Items from a data source
+===+

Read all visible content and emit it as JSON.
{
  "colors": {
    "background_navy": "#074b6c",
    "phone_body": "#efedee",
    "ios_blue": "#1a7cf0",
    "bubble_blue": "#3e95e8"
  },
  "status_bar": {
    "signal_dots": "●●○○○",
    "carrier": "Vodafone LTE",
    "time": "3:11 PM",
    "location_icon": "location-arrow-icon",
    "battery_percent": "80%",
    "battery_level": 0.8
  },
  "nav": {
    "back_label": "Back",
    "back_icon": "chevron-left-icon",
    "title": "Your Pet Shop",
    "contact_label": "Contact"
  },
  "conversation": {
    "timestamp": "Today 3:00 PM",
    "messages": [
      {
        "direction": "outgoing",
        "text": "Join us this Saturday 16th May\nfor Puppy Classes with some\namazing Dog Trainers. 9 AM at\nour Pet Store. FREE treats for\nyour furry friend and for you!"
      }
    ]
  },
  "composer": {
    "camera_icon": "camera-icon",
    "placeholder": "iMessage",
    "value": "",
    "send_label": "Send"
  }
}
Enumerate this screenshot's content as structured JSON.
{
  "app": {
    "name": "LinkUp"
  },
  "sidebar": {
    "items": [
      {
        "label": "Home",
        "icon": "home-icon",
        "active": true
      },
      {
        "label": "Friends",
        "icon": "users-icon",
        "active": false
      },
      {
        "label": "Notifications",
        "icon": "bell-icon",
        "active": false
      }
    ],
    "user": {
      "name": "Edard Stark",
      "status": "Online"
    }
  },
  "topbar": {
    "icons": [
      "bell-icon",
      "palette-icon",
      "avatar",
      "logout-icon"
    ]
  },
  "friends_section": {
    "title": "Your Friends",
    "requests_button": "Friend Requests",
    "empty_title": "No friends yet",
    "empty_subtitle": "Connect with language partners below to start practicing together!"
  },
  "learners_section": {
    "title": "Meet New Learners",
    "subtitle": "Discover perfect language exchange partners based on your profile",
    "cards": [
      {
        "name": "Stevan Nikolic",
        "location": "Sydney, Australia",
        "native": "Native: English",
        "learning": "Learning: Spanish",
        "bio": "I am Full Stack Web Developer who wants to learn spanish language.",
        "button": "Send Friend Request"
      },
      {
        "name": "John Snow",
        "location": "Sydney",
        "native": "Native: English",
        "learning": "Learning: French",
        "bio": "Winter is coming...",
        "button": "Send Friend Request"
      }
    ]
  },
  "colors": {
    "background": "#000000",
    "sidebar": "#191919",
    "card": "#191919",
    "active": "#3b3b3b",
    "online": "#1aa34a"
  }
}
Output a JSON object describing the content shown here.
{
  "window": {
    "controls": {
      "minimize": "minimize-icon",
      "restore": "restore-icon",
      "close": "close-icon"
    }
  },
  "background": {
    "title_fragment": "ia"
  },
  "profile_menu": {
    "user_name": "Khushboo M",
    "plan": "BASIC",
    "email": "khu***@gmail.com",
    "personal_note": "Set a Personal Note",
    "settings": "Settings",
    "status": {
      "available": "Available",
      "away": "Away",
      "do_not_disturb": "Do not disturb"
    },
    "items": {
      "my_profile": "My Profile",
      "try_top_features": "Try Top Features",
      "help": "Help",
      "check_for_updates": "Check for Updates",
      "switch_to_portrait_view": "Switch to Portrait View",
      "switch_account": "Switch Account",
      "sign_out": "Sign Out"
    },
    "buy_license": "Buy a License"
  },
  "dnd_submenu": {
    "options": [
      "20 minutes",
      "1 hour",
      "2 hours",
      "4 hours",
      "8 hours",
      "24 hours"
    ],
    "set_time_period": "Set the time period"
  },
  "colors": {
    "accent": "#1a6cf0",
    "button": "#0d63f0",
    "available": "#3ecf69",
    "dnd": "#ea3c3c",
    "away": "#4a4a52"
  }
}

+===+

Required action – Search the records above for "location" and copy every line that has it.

Response below –
    "location_icon": "location-arrow-icon",
        "location": "Sydney, Australia",
        "location": "Sydney",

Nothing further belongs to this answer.